Your instructions:
Search the entries below for the word "教育发展", then copy each line in which it is found.

[Items from an interface collection]
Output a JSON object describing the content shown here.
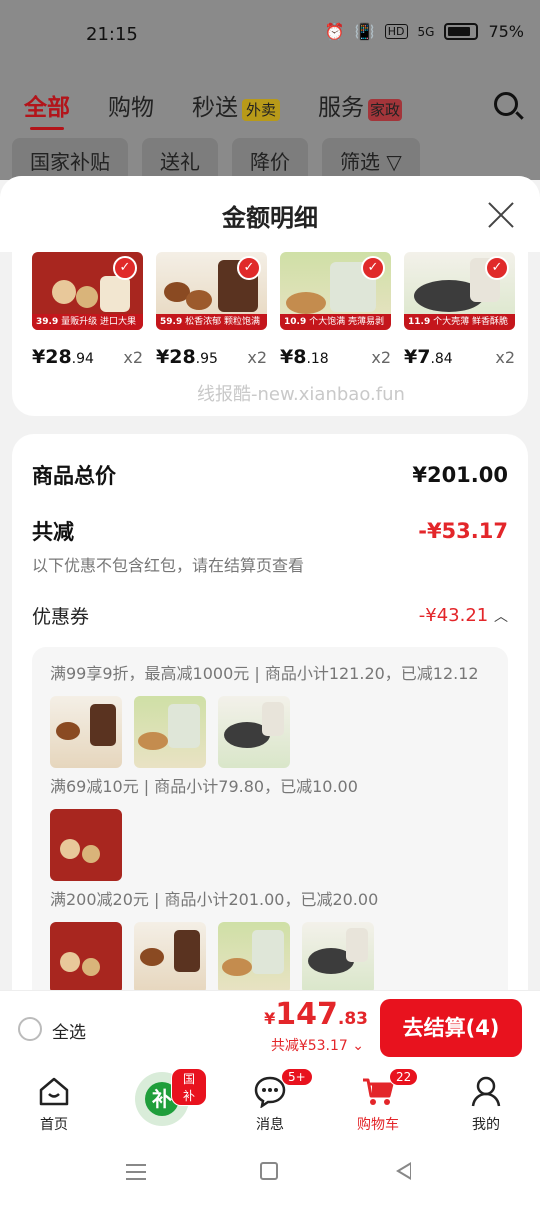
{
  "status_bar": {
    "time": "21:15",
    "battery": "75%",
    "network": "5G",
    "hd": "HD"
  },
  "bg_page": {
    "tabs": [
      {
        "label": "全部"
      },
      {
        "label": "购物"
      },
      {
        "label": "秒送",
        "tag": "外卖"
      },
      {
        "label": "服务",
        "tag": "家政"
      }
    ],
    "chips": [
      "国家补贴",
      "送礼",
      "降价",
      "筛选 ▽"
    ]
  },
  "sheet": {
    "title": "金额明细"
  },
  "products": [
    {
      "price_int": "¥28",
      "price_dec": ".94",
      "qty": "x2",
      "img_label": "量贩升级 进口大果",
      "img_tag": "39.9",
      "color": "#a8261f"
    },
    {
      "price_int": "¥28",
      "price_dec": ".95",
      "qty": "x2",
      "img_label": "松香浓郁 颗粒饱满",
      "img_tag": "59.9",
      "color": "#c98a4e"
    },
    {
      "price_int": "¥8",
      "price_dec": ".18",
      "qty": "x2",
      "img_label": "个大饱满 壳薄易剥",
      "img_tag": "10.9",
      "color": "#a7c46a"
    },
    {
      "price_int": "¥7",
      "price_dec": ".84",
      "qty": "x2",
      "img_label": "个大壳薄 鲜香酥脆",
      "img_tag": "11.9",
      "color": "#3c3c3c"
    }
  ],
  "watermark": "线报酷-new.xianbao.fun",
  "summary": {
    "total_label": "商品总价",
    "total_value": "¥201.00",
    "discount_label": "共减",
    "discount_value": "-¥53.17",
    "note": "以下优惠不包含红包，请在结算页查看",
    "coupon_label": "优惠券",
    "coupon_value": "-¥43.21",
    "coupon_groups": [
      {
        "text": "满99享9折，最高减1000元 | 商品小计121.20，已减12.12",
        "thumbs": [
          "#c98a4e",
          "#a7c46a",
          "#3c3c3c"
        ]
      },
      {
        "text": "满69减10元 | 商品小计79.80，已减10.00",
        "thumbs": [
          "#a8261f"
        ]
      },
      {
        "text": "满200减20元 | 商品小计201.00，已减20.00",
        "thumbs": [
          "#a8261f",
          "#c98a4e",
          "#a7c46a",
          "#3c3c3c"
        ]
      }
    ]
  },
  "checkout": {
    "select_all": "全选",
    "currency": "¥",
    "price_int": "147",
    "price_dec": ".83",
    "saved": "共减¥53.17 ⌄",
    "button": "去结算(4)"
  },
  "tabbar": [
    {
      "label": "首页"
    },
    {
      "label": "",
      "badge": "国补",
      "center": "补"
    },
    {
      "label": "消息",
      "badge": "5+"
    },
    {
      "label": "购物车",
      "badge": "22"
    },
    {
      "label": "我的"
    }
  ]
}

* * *

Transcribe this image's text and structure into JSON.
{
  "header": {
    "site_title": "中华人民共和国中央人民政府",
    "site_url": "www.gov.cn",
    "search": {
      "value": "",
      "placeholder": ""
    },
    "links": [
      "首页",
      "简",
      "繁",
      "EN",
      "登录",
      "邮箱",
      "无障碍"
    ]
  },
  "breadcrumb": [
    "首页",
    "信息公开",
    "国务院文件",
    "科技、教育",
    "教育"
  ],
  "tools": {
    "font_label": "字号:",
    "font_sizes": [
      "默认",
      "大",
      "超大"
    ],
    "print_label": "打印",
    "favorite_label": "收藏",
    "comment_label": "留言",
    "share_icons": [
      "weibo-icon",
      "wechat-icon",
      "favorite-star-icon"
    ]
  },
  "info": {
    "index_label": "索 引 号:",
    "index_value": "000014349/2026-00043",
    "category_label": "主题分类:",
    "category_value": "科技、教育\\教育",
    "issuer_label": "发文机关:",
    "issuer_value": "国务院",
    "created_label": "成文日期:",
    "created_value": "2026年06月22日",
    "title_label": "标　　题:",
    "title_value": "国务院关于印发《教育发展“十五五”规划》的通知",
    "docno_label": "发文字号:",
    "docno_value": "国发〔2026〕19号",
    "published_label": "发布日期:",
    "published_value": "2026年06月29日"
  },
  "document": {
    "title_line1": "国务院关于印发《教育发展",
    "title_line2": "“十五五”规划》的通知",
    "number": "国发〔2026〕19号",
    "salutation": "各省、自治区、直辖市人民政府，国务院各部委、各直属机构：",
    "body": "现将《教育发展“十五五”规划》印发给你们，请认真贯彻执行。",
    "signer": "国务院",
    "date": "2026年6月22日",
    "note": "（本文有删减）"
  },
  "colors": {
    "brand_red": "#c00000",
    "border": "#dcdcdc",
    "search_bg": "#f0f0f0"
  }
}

Output for this exercise:
    "title_value": "国务院关于印发《教育发展“十五五”规划》的通知",
    "title_line1": "国务院关于印发《教育发展",
    "body": "现将《教育发展“十五五”规划》印发给你们，请认真贯彻执行。",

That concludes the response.